14. “Micro-engagement” is at least as important as what is done in the public eye. Christians like to imagine themselves doing great things for the kingdom of God. And government does provide a big stage for high profile change—both for good and ill.
But God is a God of the small things as much as he is of the big and mighty ones. The Christian politician holds many callings, only one of which is his role in government. How one handles the less obvious (but no less important) vocations—as spouse, parent, child, neighbor, Church member—speaks to their motivations and objectives, not to mention their character.
If one wants to change the world, they should first start with their home, their community, and those in which they come in contact. These callings do not disappear upon taking office. Indeed, in light of eternity, these are the callings that will continue to engage us, even when our political careers come to an end.
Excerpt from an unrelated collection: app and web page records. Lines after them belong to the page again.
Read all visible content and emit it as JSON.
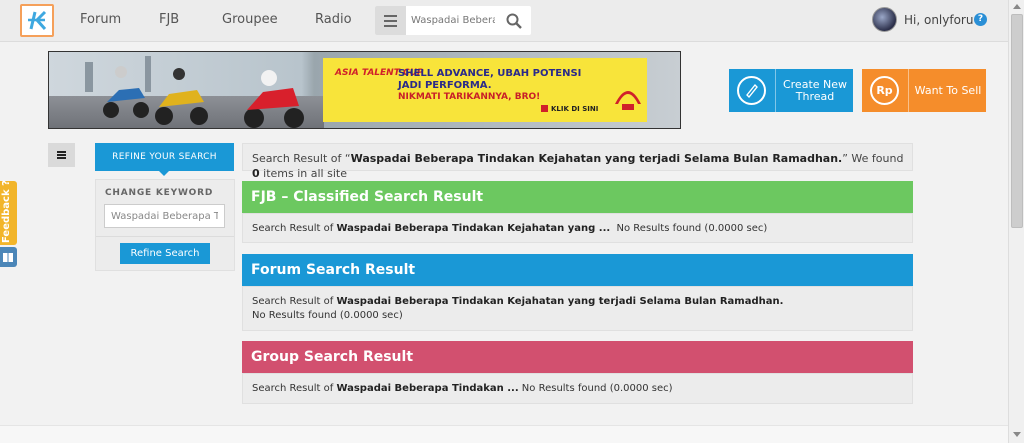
{
  "nav": {
    "items": [
      "Forum",
      "FJB",
      "Groupee",
      "Radio"
    ],
    "search_value": "Waspadai Beberapa Tindakan Kejahatan yang terjadi Selama Bulan Ramadhan.",
    "user_greeting": "Hi, onlyforu",
    "help_label": "?"
  },
  "banner": {
    "brand": "ASIA TALENT CUP",
    "headline": "SHELL ADVANCE, UBAH POTENSI JADI PERFORMA.",
    "sub": "NIKMATI TARIKANNYA, BRO!",
    "cta": "KLIK DI SINI"
  },
  "actions": {
    "create_label": "Create New Thread",
    "sell_label": "Want To Sell",
    "sell_icon": "Rp"
  },
  "filter": {
    "tab_label": "REFINE YOUR SEARCH",
    "change_keyword_label": "CHANGE KEYWORD",
    "keyword_value": "Waspadai Beberapa Tindakan Kejahatan yang terjadi Selama Bulan Ramadhan.",
    "refine_button": "Refine Search"
  },
  "feedback_label": "Feedback ?",
  "summary": {
    "prefix": "Search Result of “",
    "query": "Waspadai Beberapa Tindakan Kejahatan yang terjadi Selama Bulan Ramadhan.",
    "mid": "” We found ",
    "count": "0",
    "suffix": " items in all site"
  },
  "sections": {
    "fjb": {
      "title": "FJB – Classified Search Result",
      "prefix": "Search Result of ",
      "query": "Waspadai Beberapa Tindakan Kejahatan yang ...",
      "status": "  No Results found (0.0000 sec)",
      "color": "#6cc860"
    },
    "forum": {
      "title": "Forum Search Result",
      "prefix": "Search Result of ",
      "query": "Waspadai Beberapa Tindakan Kejahatan yang terjadi Selama Bulan Ramadhan.",
      "status": " No Results found (0.0000 sec)",
      "color": "#1a98d6"
    },
    "group": {
      "title": "Group Search Result",
      "prefix": "Search Result of ",
      "query": "Waspadai Beberapa Tindakan ...",
      "status": " No Results found (0.0000 sec)",
      "color": "#d2506f"
    }
  }
}
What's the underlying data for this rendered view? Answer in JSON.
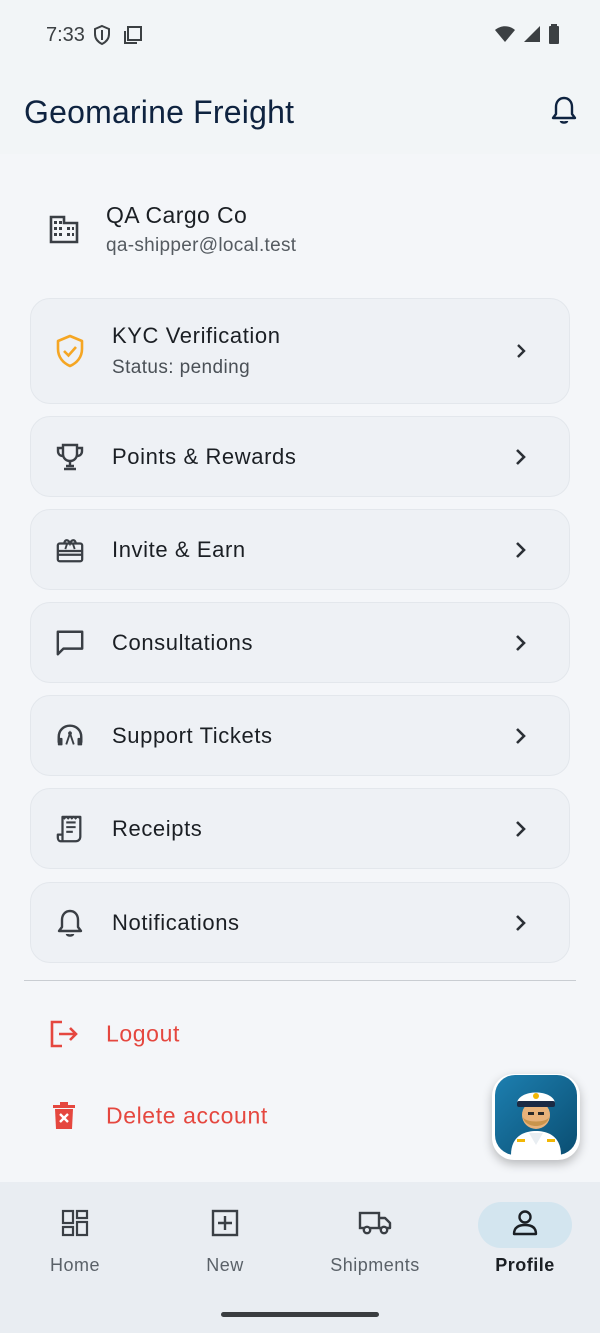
{
  "status_bar": {
    "time": "7:33",
    "left_icons": [
      "shield-icon",
      "screenshot-icon"
    ],
    "right_icons": [
      "wifi-icon",
      "signal-icon",
      "battery-icon"
    ]
  },
  "app_bar": {
    "title": "Geomarine Freight",
    "action_icon": "bell-icon"
  },
  "profile": {
    "icon": "building-icon",
    "company_name": "QA Cargo Co",
    "email": "qa-shipper@local.test"
  },
  "menu": {
    "kyc": {
      "label": "KYC Verification",
      "status": "Status: pending",
      "icon": "shield-check-icon",
      "icon_color": "#f5a623"
    },
    "rewards": {
      "label": "Points & Rewards",
      "icon": "trophy-icon"
    },
    "invite": {
      "label": "Invite & Earn",
      "icon": "gift-card-icon"
    },
    "consultations": {
      "label": "Consultations",
      "icon": "chat-icon"
    },
    "support": {
      "label": "Support Tickets",
      "icon": "headset-icon"
    },
    "receipts": {
      "label": "Receipts",
      "icon": "receipt-icon"
    },
    "notifications": {
      "label": "Notifications",
      "icon": "bell-icon"
    }
  },
  "actions": {
    "logout": {
      "label": "Logout",
      "icon": "logout-icon"
    },
    "delete": {
      "label": "Delete account",
      "icon": "trash-icon"
    },
    "color": "#e5473f"
  },
  "fab": {
    "icon": "captain-avatar-icon"
  },
  "bottom_nav": {
    "items": [
      {
        "label": "Home",
        "icon": "dashboard-icon"
      },
      {
        "label": "New",
        "icon": "add-box-icon"
      },
      {
        "label": "Shipments",
        "icon": "truck-icon"
      },
      {
        "label": "Profile",
        "icon": "person-icon"
      }
    ],
    "active": "Profile",
    "active_color": "#d3e5ef"
  }
}
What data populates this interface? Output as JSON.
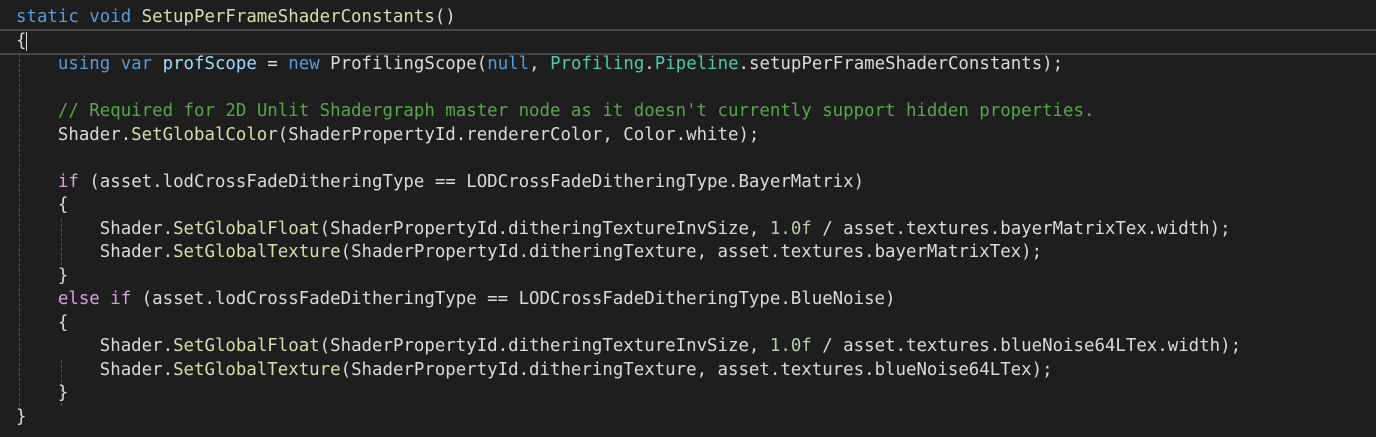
{
  "colors": {
    "background": "#1e1e1e",
    "keyword": "#569cd6",
    "method": "#dcdcaa",
    "type": "#4ec9b0",
    "comment": "#57a64a",
    "number": "#b5cea8",
    "control": "#d8a0df",
    "local": "#9cdcfe"
  },
  "lines": [
    [
      [
        "static void ",
        "kw"
      ],
      [
        "SetupPerFrameShaderConstants",
        "fn"
      ],
      [
        "()",
        "tx"
      ]
    ],
    [
      [
        "{",
        "tx"
      ]
    ],
    [
      [
        "    ",
        "tx"
      ],
      [
        "using var ",
        "kw"
      ],
      [
        "profScope",
        "loc"
      ],
      [
        " = ",
        "tx"
      ],
      [
        "new ",
        "kw"
      ],
      [
        "ProfilingScope",
        "tx"
      ],
      [
        "(",
        "tx"
      ],
      [
        "null",
        "kw"
      ],
      [
        ", ",
        "tx"
      ],
      [
        "Profiling",
        "ty"
      ],
      [
        ".",
        "tx"
      ],
      [
        "Pipeline",
        "ty"
      ],
      [
        ".setupPerFrameShaderConstants);",
        "tx"
      ]
    ],
    [],
    [
      [
        "    ",
        "tx"
      ],
      [
        "// Required for 2D Unlit Shadergraph master node as it doesn't currently support hidden properties.",
        "cm"
      ]
    ],
    [
      [
        "    Shader.",
        "tx"
      ],
      [
        "SetGlobalColor",
        "fn"
      ],
      [
        "(ShaderPropertyId.rendererColor, Color.white);",
        "tx"
      ]
    ],
    [],
    [
      [
        "    ",
        "tx"
      ],
      [
        "if",
        "ctl"
      ],
      [
        " (asset.lodCrossFadeDitheringType == LODCrossFadeDitheringType.BayerMatrix)",
        "tx"
      ]
    ],
    [
      [
        "    {",
        "tx"
      ]
    ],
    [
      [
        "        Shader.",
        "tx"
      ],
      [
        "SetGlobalFloat",
        "fn"
      ],
      [
        "(ShaderPropertyId.ditheringTextureInvSize, ",
        "tx"
      ],
      [
        "1.0f",
        "nm"
      ],
      [
        " / asset.textures.bayerMatrixTex.width);",
        "tx"
      ]
    ],
    [
      [
        "        Shader.",
        "tx"
      ],
      [
        "SetGlobalTexture",
        "fn"
      ],
      [
        "(ShaderPropertyId.ditheringTexture, asset.textures.bayerMatrixTex);",
        "tx"
      ]
    ],
    [
      [
        "    }",
        "tx"
      ]
    ],
    [
      [
        "    ",
        "tx"
      ],
      [
        "else if",
        "ctl"
      ],
      [
        " (asset.lodCrossFadeDitheringType == LODCrossFadeDitheringType.BlueNoise)",
        "tx"
      ]
    ],
    [
      [
        "    {",
        "tx"
      ]
    ],
    [
      [
        "        Shader.",
        "tx"
      ],
      [
        "SetGlobalFloat",
        "fn"
      ],
      [
        "(ShaderPropertyId.ditheringTextureInvSize, ",
        "tx"
      ],
      [
        "1.0f",
        "nm"
      ],
      [
        " / asset.textures.blueNoise64LTex.width);",
        "tx"
      ]
    ],
    [
      [
        "        Shader.",
        "tx"
      ],
      [
        "SetGlobalTexture",
        "fn"
      ],
      [
        "(ShaderPropertyId.ditheringTexture, asset.textures.blueNoise64LTex);",
        "tx"
      ]
    ],
    [
      [
        "    }",
        "tx"
      ]
    ],
    [
      [
        "}",
        "tx"
      ]
    ]
  ]
}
To be sure, the above proposed principles still leave a lot of room for disagreement, conflict, and debate—and so it should be in a representative republic. But embracing these ideas will open the door for those debates to take place. It places ideas in the center of the discussion. And while it won’t eliminate entirely the polarity that currently exists in Washington, it would go a long way to opening channels of communication that have long been closed.
I suspect some who read this will find the suggestions here a bit pollyannish. Politics is, after all, a lot like making sausage, so the analogy goes—accept the results, and try not to look too closely at the process. It’s a dirty business, and if you don’t have the stomach to do what has to be done, you won’t last long in government.
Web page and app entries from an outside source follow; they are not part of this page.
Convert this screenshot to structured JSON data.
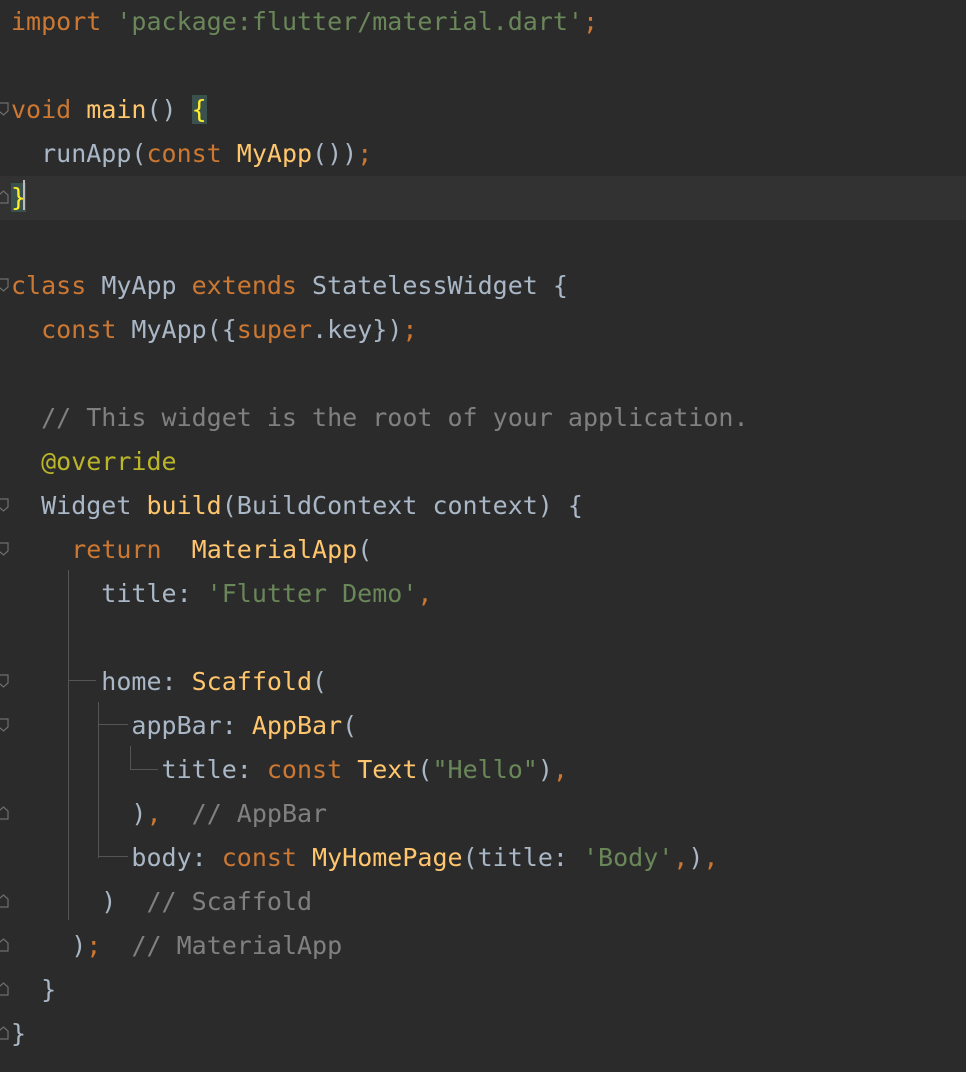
{
  "editor": {
    "lines": [
      {
        "id": "l1",
        "tokens": [
          {
            "t": "import",
            "c": "kw"
          },
          {
            "t": " "
          },
          {
            "t": "'package:flutter/material.dart'",
            "c": "str"
          },
          {
            "t": ";",
            "c": "kw"
          }
        ]
      },
      {
        "id": "l2",
        "tokens": []
      },
      {
        "id": "l3",
        "fold": "open",
        "tokens": [
          {
            "t": "void",
            "c": "kw"
          },
          {
            "t": " "
          },
          {
            "t": "main",
            "c": "fn"
          },
          {
            "t": "() "
          },
          {
            "t": "{",
            "c": "brace-hl"
          }
        ]
      },
      {
        "id": "l4",
        "tokens": [
          {
            "t": "  runApp("
          },
          {
            "t": "const",
            "c": "kw"
          },
          {
            "t": " "
          },
          {
            "t": "MyApp",
            "c": "fn"
          },
          {
            "t": "())"
          },
          {
            "t": ";",
            "c": "kw"
          }
        ]
      },
      {
        "id": "l5",
        "fold": "close",
        "current": true,
        "tokens": [
          {
            "t": "}",
            "c": "brace-hl"
          }
        ]
      },
      {
        "id": "l6",
        "tokens": []
      },
      {
        "id": "l7",
        "fold": "open",
        "tokens": [
          {
            "t": "class",
            "c": "kw"
          },
          {
            "t": " MyApp "
          },
          {
            "t": "extends",
            "c": "kw"
          },
          {
            "t": " StatelessWidget {"
          }
        ]
      },
      {
        "id": "l8",
        "tokens": [
          {
            "t": "  "
          },
          {
            "t": "const",
            "c": "kw"
          },
          {
            "t": " MyApp({"
          },
          {
            "t": "super",
            "c": "sup"
          },
          {
            "t": ".key})"
          },
          {
            "t": ";",
            "c": "kw"
          }
        ]
      },
      {
        "id": "l9",
        "tokens": []
      },
      {
        "id": "l10",
        "tokens": [
          {
            "t": "  // This widget is the root of your application.",
            "c": "cmt"
          }
        ]
      },
      {
        "id": "l11",
        "tokens": [
          {
            "t": "  "
          },
          {
            "t": "@",
            "c": "ann"
          },
          {
            "t": "override",
            "c": "ann"
          }
        ]
      },
      {
        "id": "l12",
        "fold": "open",
        "tokens": [
          {
            "t": "  Widget "
          },
          {
            "t": "build",
            "c": "fn"
          },
          {
            "t": "(BuildContext context) {"
          }
        ]
      },
      {
        "id": "l13",
        "fold": "open",
        "tokens": [
          {
            "t": "    "
          },
          {
            "t": "return",
            "c": "kw"
          },
          {
            "t": "  "
          },
          {
            "t": "MaterialApp",
            "c": "fn"
          },
          {
            "t": "("
          }
        ]
      },
      {
        "id": "l14",
        "tokens": [
          {
            "t": "      title: "
          },
          {
            "t": "'Flutter Demo'",
            "c": "str"
          },
          {
            "t": ",",
            "c": "kw"
          }
        ]
      },
      {
        "id": "l15",
        "tokens": []
      },
      {
        "id": "l16",
        "fold": "open",
        "tokens": [
          {
            "t": "      home: "
          },
          {
            "t": "Scaffold",
            "c": "fn"
          },
          {
            "t": "("
          }
        ]
      },
      {
        "id": "l17",
        "fold": "open",
        "tokens": [
          {
            "t": "        appBar: "
          },
          {
            "t": "AppBar",
            "c": "fn"
          },
          {
            "t": "("
          }
        ]
      },
      {
        "id": "l18",
        "tokens": [
          {
            "t": "          title: "
          },
          {
            "t": "const",
            "c": "kw"
          },
          {
            "t": " "
          },
          {
            "t": "Text",
            "c": "fn"
          },
          {
            "t": "("
          },
          {
            "t": "\"Hello\"",
            "c": "str"
          },
          {
            "t": ")"
          },
          {
            "t": ",",
            "c": "kw"
          }
        ]
      },
      {
        "id": "l19",
        "fold": "close",
        "tokens": [
          {
            "t": "        )"
          },
          {
            "t": ",",
            "c": "kw"
          },
          {
            "t": "  "
          },
          {
            "t": "// AppBar",
            "c": "cmt"
          }
        ]
      },
      {
        "id": "l20",
        "tokens": [
          {
            "t": "        body: "
          },
          {
            "t": "const",
            "c": "kw"
          },
          {
            "t": " "
          },
          {
            "t": "MyHomePage",
            "c": "fn"
          },
          {
            "t": "(title: "
          },
          {
            "t": "'Body'",
            "c": "str"
          },
          {
            "t": ",",
            "c": "kw"
          },
          {
            "t": ")"
          },
          {
            "t": ",",
            "c": "kw"
          }
        ]
      },
      {
        "id": "l21",
        "fold": "close",
        "tokens": [
          {
            "t": "      )  "
          },
          {
            "t": "// Scaffold",
            "c": "cmt"
          }
        ]
      },
      {
        "id": "l22",
        "fold": "close",
        "tokens": [
          {
            "t": "    )"
          },
          {
            "t": ";",
            "c": "kw"
          },
          {
            "t": "  "
          },
          {
            "t": "// MaterialApp",
            "c": "cmt"
          }
        ]
      },
      {
        "id": "l23",
        "fold": "close",
        "tokens": [
          {
            "t": "  }"
          }
        ]
      },
      {
        "id": "l24",
        "fold": "close",
        "tokens": [
          {
            "t": "}"
          }
        ]
      }
    ]
  },
  "colors": {
    "background": "#2b2b2b",
    "current_line": "#323232",
    "keyword": "#cc7832",
    "function": "#ffc66d",
    "string": "#6a8759",
    "comment": "#808080",
    "annotation": "#bbb529",
    "default_text": "#a9b7c6",
    "brace_match_bg": "#3b514d",
    "brace_match_fg": "#ffef28"
  },
  "icons": {
    "fold_open": "fold-open-icon",
    "fold_close": "fold-close-icon"
  }
}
Such a position effectively claims that government is irredeemable, and that the only way to make progress is to sacrifice larger principles for policies we deem favorable. If such is true, we as a people are in much worse shape than even the direst doomsayers have asserted. I reject the premise, if for no other reason than my belief that the Holy Spirit is able to move in the hearts and minds of those in positions of power. One only need look to the examples of William Wilberforce, Martin Luther King, Jr., Nelson Mandela, and others who—through persistence and the strength of their arguments—were able to transform the prevailing culture for the better.
And yes, it is true that there will be many that hate us because we are Christians, regardless of how we engage in politics and culture. Jesus tells his disciples exactly that in John’s Gospel. But we are beholden to make sure we are being hated for the right reason. Too many Christians take undue satisfaction in being attacked by their opponents, thinking it underscores the virtue of their position. It is worth considering that any hatred we face might be due, not to our identification with Christ, but simply because we are acting as asses. Only when our behavior mirrors that of Jesus can we take comfort that any opposition is against Him and His kingdom and not just us.
There is hope for transformation, but it must begin with us as Christians living out our faith in real and tangible ways, both in our private and public spheres of influence. As we live out our dual citizenship in the Kingdoms of Left and Right, may we never lose sight of our eternal calling, nor of the immediate ways we can make a difference for those around us.